Using historical examples, you provided great context on the Trump phenomenon within the republican party specifically and America generally. Your emphasis on the importance of republican officeholders and voters holding Trump to account is a solution I would agree with. However your assertion that “Republican voters are showing signs of wariness with respect to his actions” is questionable: his approval rating has hardly moved among Republicans (it is around 90%!) Additionally, the one republican that you mentioned standing up to Trump, Jeff Flake, was forced out of office in 2018. Thus, I think that Trumpism as an ideology is much more ingrained and prone to duplication in the future than perhaps we would hope. I thought your ideas and presentation were thought-provoking and appreciate this being a discussion point for the future.
Party gate-keeping is an interesting topic and I believe that it will have increased relevance in the future when deciding political candidates. One of the main points of the article was that the republican party failed by not excluding Donald Trump from their party and therefore allowed an authoritarian to run for president. I think that gatekeeping is essential to keeping extremists from obtaining power from both sides of the political spectrum. As extremists are accepted on either side, political parties parties will increase in polarization and move further and further from each other. In my opinion, political polarization is much more dangerous than failed gatekeeping but I think that bad gatekeeping assists with polarization. I find it difficult to think that the republican party is the only danger to democracy because 1) the source is very biased against republicans 2) the democratic party has also elected political outsiders like Alexandria Ocasio-Cortez and 3) there are no specifics that show Donald Trump is authoritarian because the legality of the national emergency at the border is still under debate. I think it is important to identify whether Trump is a real threat to democratic institutions or if he is a threat to the policies from the democratic party. It doesn’t matter whether its a member of congress or the president, affective political gatekeeping needs to happen at all levels of government, regardless of party.Overall, I thought that the article was very interesting and brought attention to a topic that will become an important issue in future politics.

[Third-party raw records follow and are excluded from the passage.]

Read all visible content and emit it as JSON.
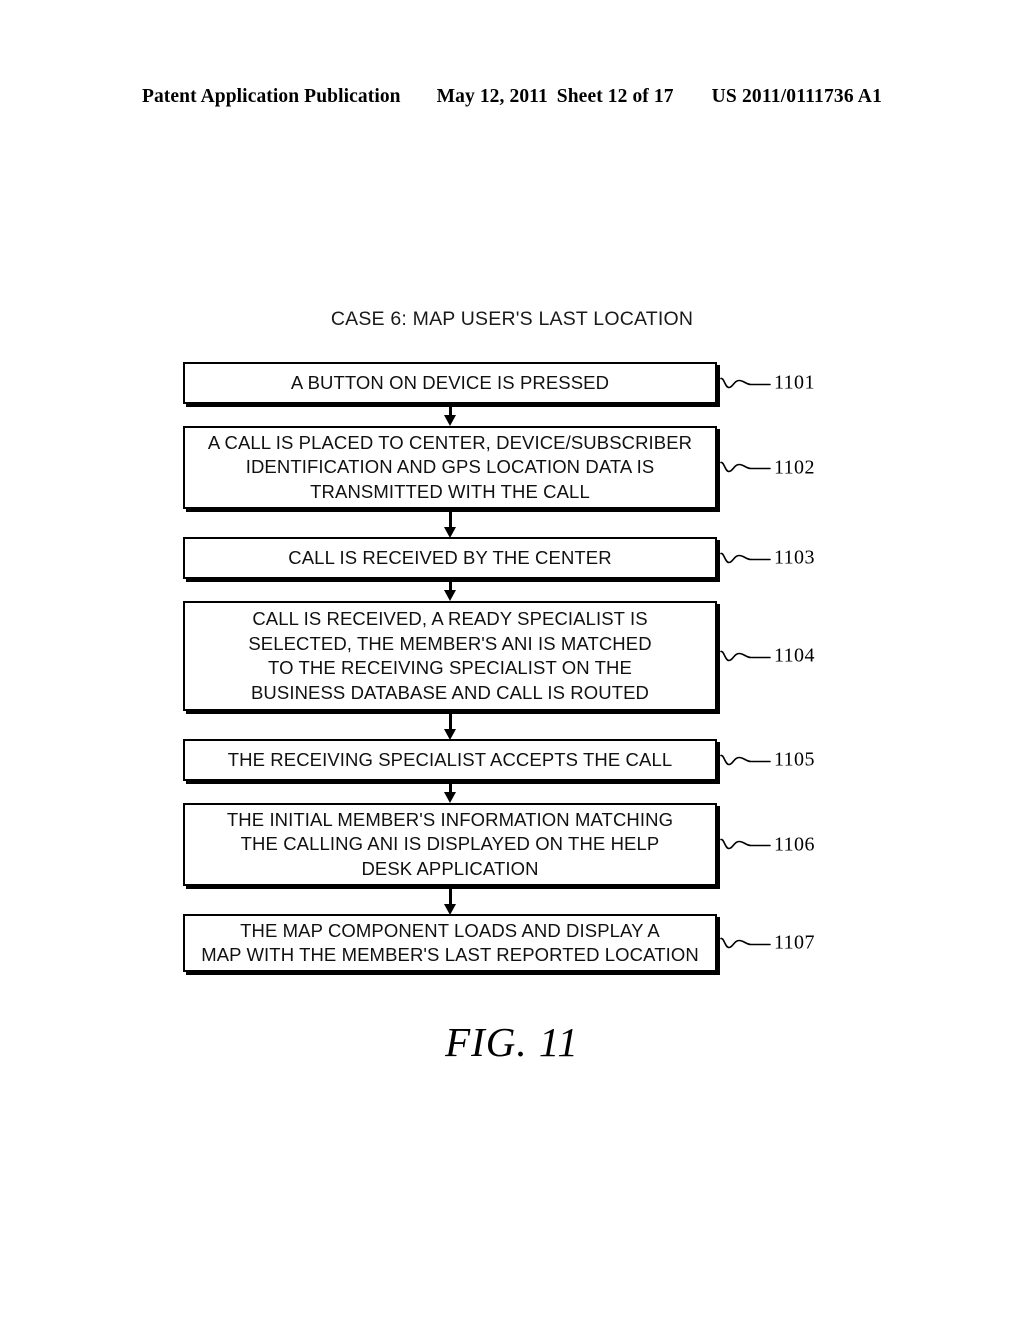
{
  "header": {
    "publication": "Patent Application Publication",
    "date": "May 12, 2011",
    "sheet": "Sheet 12 of 17",
    "document_number": "US 2011/0111736 A1"
  },
  "figure": {
    "title": "CASE 6: MAP USER'S LAST LOCATION",
    "caption": "FIG. 11"
  },
  "flowchart": {
    "type": "flowchart",
    "orientation": "vertical",
    "connector": "downward-arrow",
    "nodes": [
      {
        "ref": "1101",
        "lines": [
          "A BUTTON ON DEVICE IS PRESSED"
        ]
      },
      {
        "ref": "1102",
        "lines": [
          "A CALL IS PLACED TO CENTER, DEVICE/SUBSCRIBER",
          "IDENTIFICATION AND GPS LOCATION DATA IS",
          "TRANSMITTED WITH THE CALL"
        ]
      },
      {
        "ref": "1103",
        "lines": [
          "CALL IS RECEIVED BY THE CENTER"
        ]
      },
      {
        "ref": "1104",
        "lines": [
          "CALL IS RECEIVED, A READY SPECIALIST IS",
          "SELECTED, THE MEMBER'S ANI IS MATCHED",
          "TO THE RECEIVING SPECIALIST ON THE",
          "BUSINESS DATABASE AND CALL IS ROUTED"
        ]
      },
      {
        "ref": "1105",
        "lines": [
          "THE RECEIVING SPECIALIST ACCEPTS THE CALL"
        ]
      },
      {
        "ref": "1106",
        "lines": [
          "THE INITIAL MEMBER'S INFORMATION MATCHING",
          "THE CALLING ANI IS DISPLAYED ON THE HELP",
          "DESK APPLICATION"
        ]
      },
      {
        "ref": "1107",
        "lines": [
          "THE MAP COMPONENT LOADS AND DISPLAY A",
          "MAP WITH THE MEMBER'S LAST REPORTED LOCATION"
        ]
      }
    ]
  }
}
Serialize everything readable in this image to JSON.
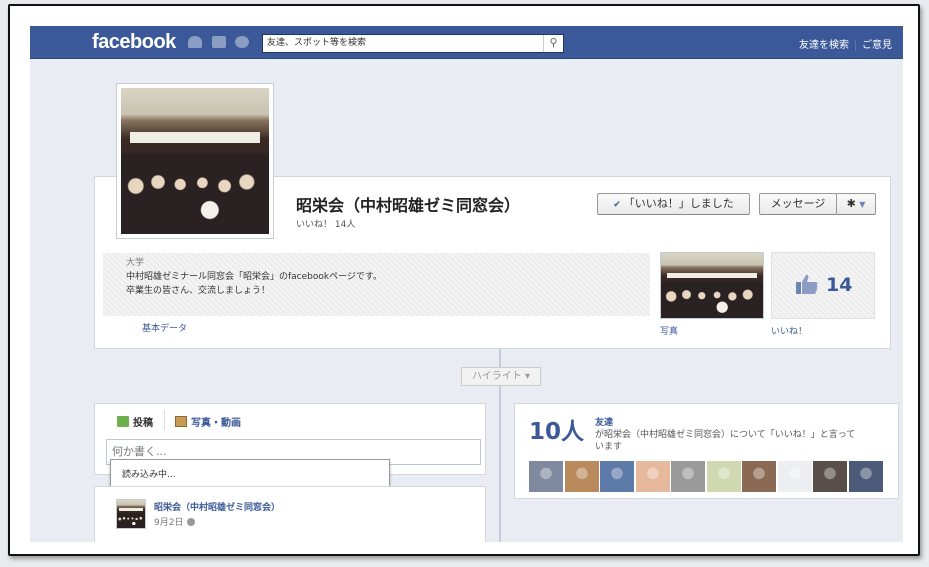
{
  "topbar": {
    "logo": "facebook",
    "search_placeholder": "友達、スポット等を検索",
    "links": [
      "友達を検索",
      "ご意見"
    ]
  },
  "page": {
    "name": "昭栄会（中村昭雄ゼミ同窓会）",
    "likes_line": "いいね！ 14人",
    "category": "大学",
    "about_line1": "中村昭雄ゼミナール同窓会「昭栄会」のfacebookページです。",
    "about_line2": "卒業生の皆さん、交流しましょう！",
    "basic_data": "基本データ"
  },
  "actions": {
    "liked": "「いいね！」しました",
    "message": "メッセージ",
    "gear": "✱"
  },
  "boxes": {
    "photos_label": "写真",
    "likes_count": "14",
    "likes_label": "いいね！"
  },
  "timeline": {
    "highlight": "ハイライト ▾"
  },
  "composer": {
    "tab_post": "投稿",
    "tab_photo": "写真・動画",
    "placeholder": "何か書く...",
    "loading": "読み込み中..."
  },
  "post": {
    "author": "昭栄会（中村昭雄ゼミ同窓会）",
    "date": "9月2日"
  },
  "friends": {
    "count": "10人",
    "title": "友達",
    "desc_line1": "が昭栄会（中村昭雄ゼミ同窓会）について「いいね！」と言って",
    "desc_line2": "います",
    "avatar_colors": [
      "#7f8aa0",
      "#b98a5c",
      "#5d7aa8",
      "#e6b89c",
      "#9a9a9a",
      "#cfd8b0",
      "#8a6a55",
      "#eceef2",
      "#5a4e4a",
      "#4a5a78"
    ]
  }
}
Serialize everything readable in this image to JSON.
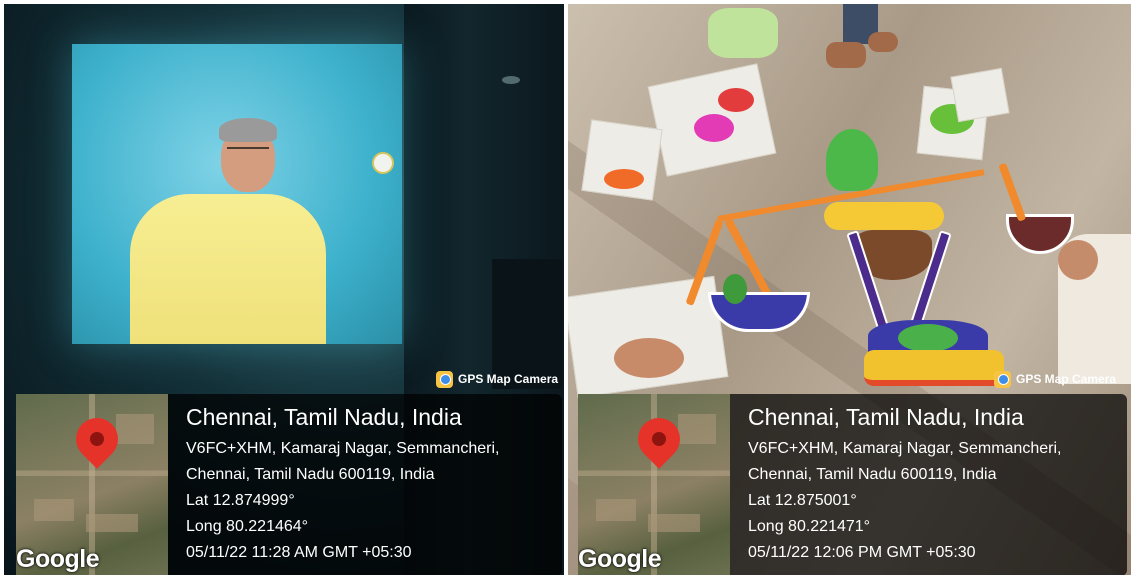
{
  "photos": [
    {
      "subject": "projection-screen",
      "gps_badge": "GPS Map Camera",
      "map_brand": "Google",
      "city": "Chennai, Tamil Nadu, India",
      "address_line1": "V6FC+XHM, Kamaraj Nagar, Semmancheri,",
      "address_line2": "Chennai, Tamil Nadu 600119, India",
      "lat": "Lat 12.874999°",
      "long": "Long 80.221464°",
      "timestamp": "05/11/22 11:28 AM GMT +05:30"
    },
    {
      "subject": "rangoli-floor",
      "gps_badge": "GPS Map Camera",
      "map_brand": "Google",
      "city": "Chennai, Tamil Nadu, India",
      "address_line1": "V6FC+XHM, Kamaraj Nagar, Semmancheri,",
      "address_line2": "Chennai, Tamil Nadu 600119, India",
      "lat": "Lat 12.875001°",
      "long": "Long 80.221471°",
      "timestamp": "05/11/22 12:06 PM GMT +05:30"
    }
  ],
  "colors": {
    "pin": "#e5332a",
    "overlay_bg": "rgba(0,0,0,0.72)",
    "screen": "#3db1cc",
    "rangoli_orange": "#f08a2c",
    "rangoli_green": "#4cb84a"
  }
}
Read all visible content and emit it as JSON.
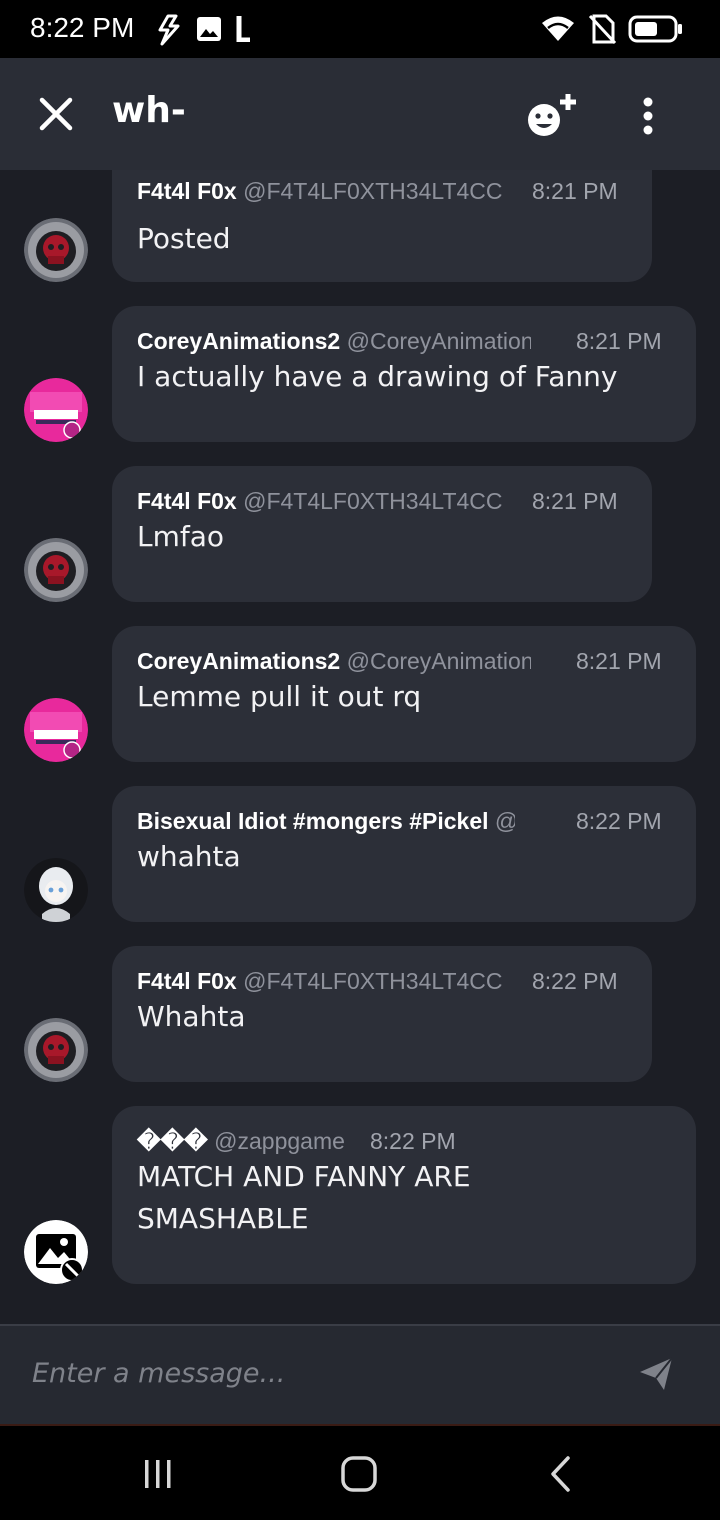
{
  "status_bar": {
    "time": "8:22 PM",
    "icons": [
      "flash-icon",
      "image-icon",
      "l-icon",
      "wifi-icon",
      "no-sim-icon",
      "battery-icon"
    ]
  },
  "header": {
    "title": "wh-",
    "icons": [
      "close-icon",
      "add-emoji-icon",
      "more-vertical-icon"
    ]
  },
  "messages": [
    {
      "author": "F4t4l F0x",
      "handle": "@F4T4LF0XTH34LT4CC",
      "time": "8:21 PM",
      "lines": [
        "Posted"
      ],
      "avatar": "skull-red-avatar"
    },
    {
      "author": "CoreyAnimations2",
      "handle": "@CoreyAnimation",
      "time": "8:21 PM",
      "lines": [
        "I actually have a drawing of Fanny"
      ],
      "avatar": "pink-helmet-avatar"
    },
    {
      "author": "F4t4l F0x",
      "handle": "@F4T4LF0XTH34LT4CC",
      "time": "8:21 PM",
      "lines": [
        "Lmfao"
      ],
      "avatar": "skull-red-avatar"
    },
    {
      "author": "CoreyAnimations2",
      "handle": "@CoreyAnimation",
      "time": "8:21 PM",
      "lines": [
        "Lemme pull it out rq"
      ],
      "avatar": "pink-helmet-avatar"
    },
    {
      "author": "Bisexual Idiot #mongers #Pickel",
      "handle": "@",
      "time": "8:22 PM",
      "lines": [
        "whahta"
      ],
      "avatar": "white-hair-avatar"
    },
    {
      "author": "F4t4l F0x",
      "handle": "@F4T4LF0XTH34LT4CC",
      "time": "8:22 PM",
      "lines": [
        "Whahta"
      ],
      "avatar": "skull-red-avatar"
    },
    {
      "author": "���",
      "handle": "@zappgame",
      "time": "8:22 PM",
      "lines": [
        "MATCH AND FANNY ARE",
        "SMASHABLE"
      ],
      "avatar": "broken-image-avatar"
    }
  ],
  "composer": {
    "placeholder": "Enter a message..."
  },
  "nav_bar": {
    "icons": [
      "recent-apps-icon",
      "home-icon",
      "back-icon"
    ]
  },
  "colors": {
    "header_bg": "#2a2d36",
    "message_area_bg": "#1c1e25",
    "bubble_bg": "#2c2f38",
    "handle_color": "#8f929c",
    "time_color": "#a2a5ae",
    "avatar_pink": "#e8299c"
  }
}
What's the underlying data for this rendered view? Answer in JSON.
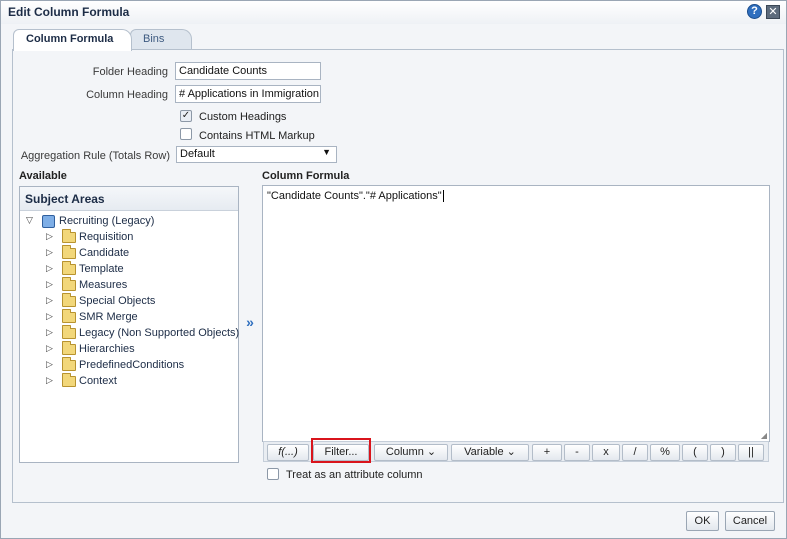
{
  "dialog": {
    "title": "Edit Column Formula",
    "help_symbol": "?",
    "close_symbol": "✕"
  },
  "tabs": [
    {
      "label": "Column Formula",
      "active": true
    },
    {
      "label": "Bins",
      "active": false
    }
  ],
  "form": {
    "folder_heading_label": "Folder Heading",
    "folder_heading_value": "Candidate Counts",
    "column_heading_label": "Column Heading",
    "column_heading_value": "# Applications in Immigration",
    "custom_headings_label": "Custom Headings",
    "custom_headings_checked": true,
    "html_markup_label": "Contains HTML Markup",
    "html_markup_checked": false,
    "aggregation_label": "Aggregation Rule (Totals Row)",
    "aggregation_value": "Default"
  },
  "available": {
    "label": "Available",
    "header": "Subject Areas",
    "root": "Recruiting (Legacy)",
    "items": [
      "Requisition",
      "Candidate",
      "Template",
      "Measures",
      "Special Objects",
      "SMR Merge",
      "Legacy (Non Supported Objects)",
      "Hierarchies",
      "PredefinedConditions",
      "Context"
    ]
  },
  "formula": {
    "label": "Column Formula",
    "text": "\"Candidate Counts\".\"# Applications\"",
    "toolbar": {
      "f": "f(...)",
      "filter": "Filter...",
      "column": "Column ⌄",
      "variable": "Variable ⌄",
      "plus": "+",
      "minus": "-",
      "times": "x",
      "divide": "/",
      "percent": "%",
      "lparen": "(",
      "rparen": ")",
      "concat": "||"
    },
    "attribute_label": "Treat as an attribute column",
    "attribute_checked": false
  },
  "footer": {
    "ok": "OK",
    "cancel": "Cancel"
  },
  "colors": {
    "highlight": "#d9141c",
    "accent": "#2f6fbf"
  }
}
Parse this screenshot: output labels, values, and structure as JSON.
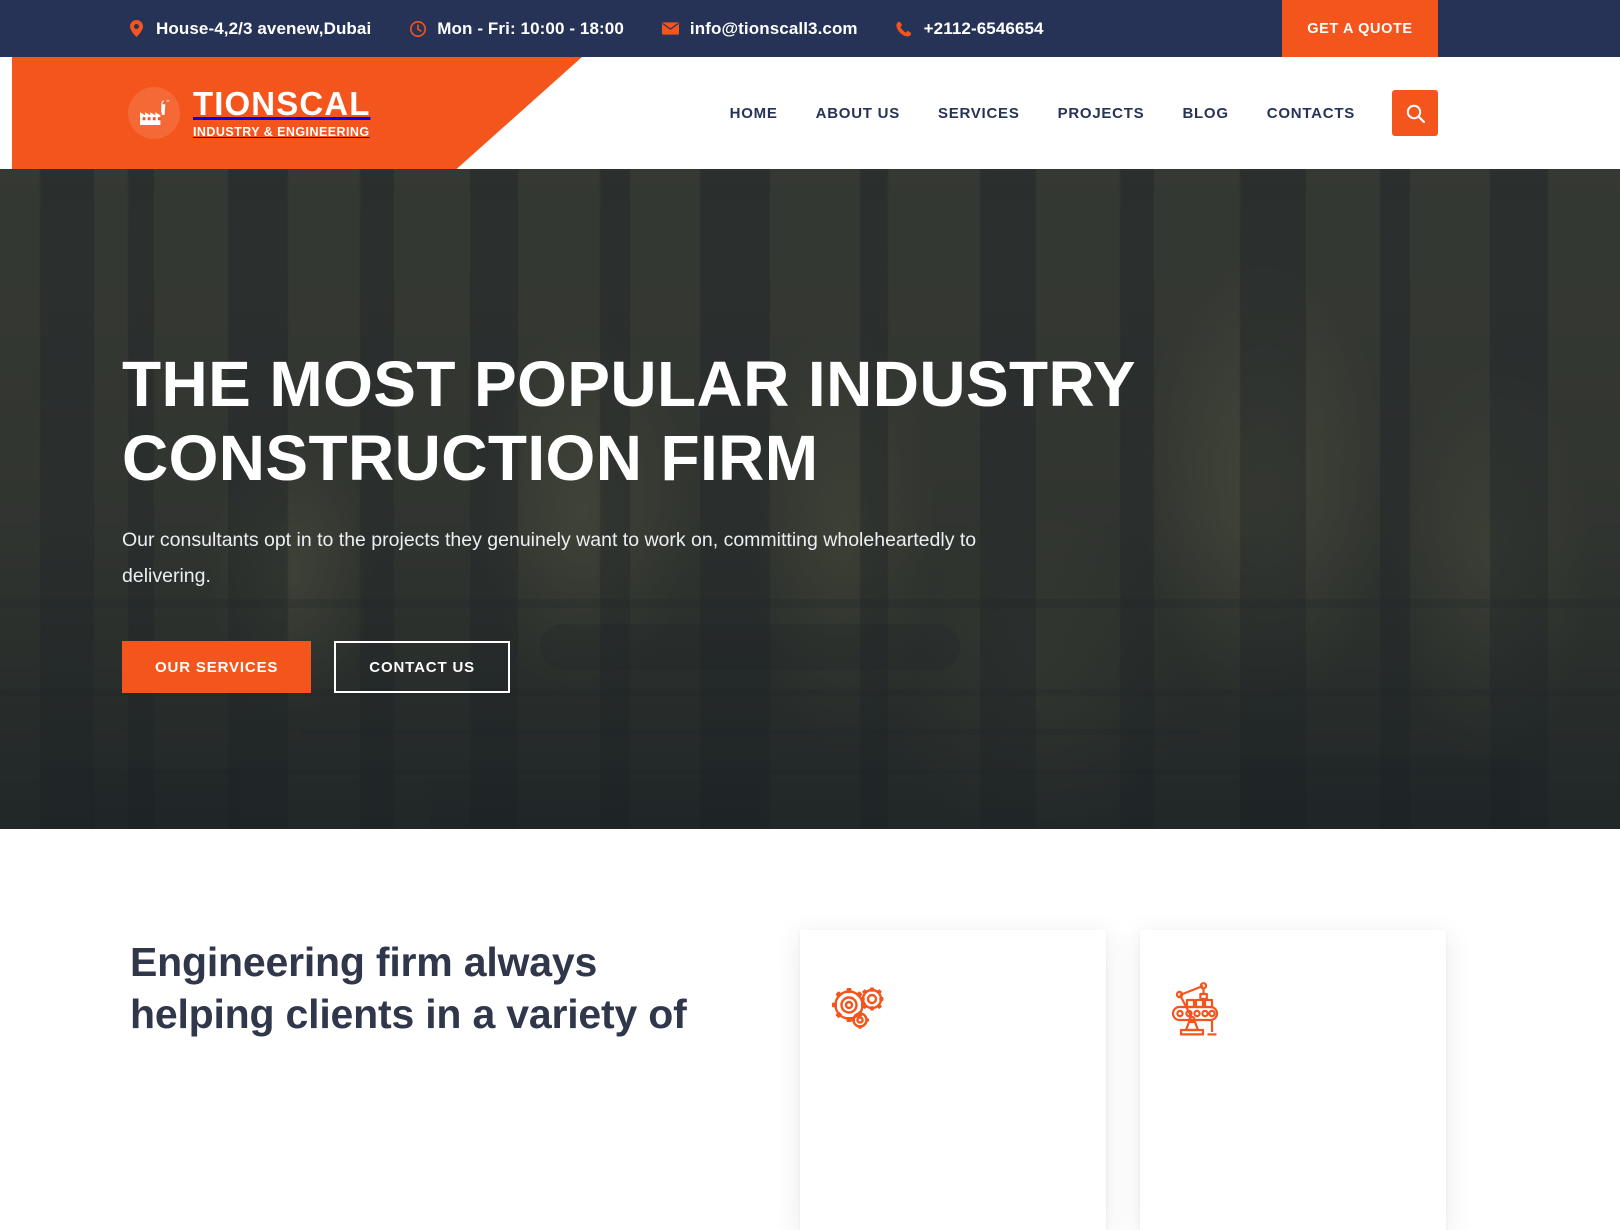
{
  "topbar": {
    "address": "House-4,2/3 avenew,Dubai",
    "hours": "Mon - Fri: 10:00 - 18:00",
    "email": "info@tionscall3.com",
    "phone": "+2112-6546654",
    "quote_button": "GET A QUOTE",
    "icons": {
      "address": "location-pin-icon",
      "hours": "clock-icon",
      "email": "envelope-icon",
      "phone": "phone-icon"
    },
    "colors": {
      "background": "#263357",
      "accent": "#f4551c",
      "text": "#ffffff"
    }
  },
  "header": {
    "logo": {
      "name": "TIONSCAL",
      "tagline": "INDUSTRY & ENGINEERING",
      "icon": "factory-icon"
    },
    "nav": [
      {
        "label": "HOME"
      },
      {
        "label": "ABOUT US"
      },
      {
        "label": "SERVICES"
      },
      {
        "label": "PROJECTS"
      },
      {
        "label": "BLOG"
      },
      {
        "label": "CONTACTS"
      }
    ],
    "search_icon": "search-icon",
    "colors": {
      "banner": "#f4551c",
      "nav_text": "#263357"
    }
  },
  "hero": {
    "title_line1": "THE MOST POPULAR INDUSTRY",
    "title_line2": "CONSTRUCTION FIRM",
    "subtitle_line1": "Our consultants opt in to the projects they genuinely want to work on, committing",
    "subtitle_line2": "wholeheartedly to delivering.",
    "primary_button": "OUR SERVICES",
    "secondary_button": "CONTACT US",
    "background_description": "industrial oil refinery plant at dusk"
  },
  "features": {
    "heading_line1": "Engineering firm always",
    "heading_line2": "helping clients in a variety of",
    "cards": [
      {
        "icon": "gears-icon"
      },
      {
        "icon": "robotic-arm-conveyor-icon"
      }
    ],
    "colors": {
      "heading_text": "#30374a",
      "icon": "#f4551c"
    }
  }
}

There is a strong point to be made here about Trump’s popularity in the republican primaries. You are certainly correct in saying that Trump’s large margin of victory is more of a sign of shifts in voter ideals than an effort by the republican party to undermine democracy. Likewise, your examples of Jeff Flake and trepidation over declaration of emergency powers show that the party is not an active threat to democratic values. However, an important part of gate-keeping is parties ‘taking the hit’ as it were to defend against a degradation of political norms. I think your claim that “The public is learning its lesson” is perhaps a bit too hopeful, as rather than steadily decreasing, Trumps approval rating has inched up from its 36% low back in 2018. The greatest danger I think we are faced with is Trump’s disregard for the rules of the game, with his attacks on the media, the democratic party, and his resistance to congressional and court orders. There seems to not be nearly enough outcry among republicans at the President’s flippancy to the expectations of his office, which I feel may open the gates for future presidents to act in a similar manner.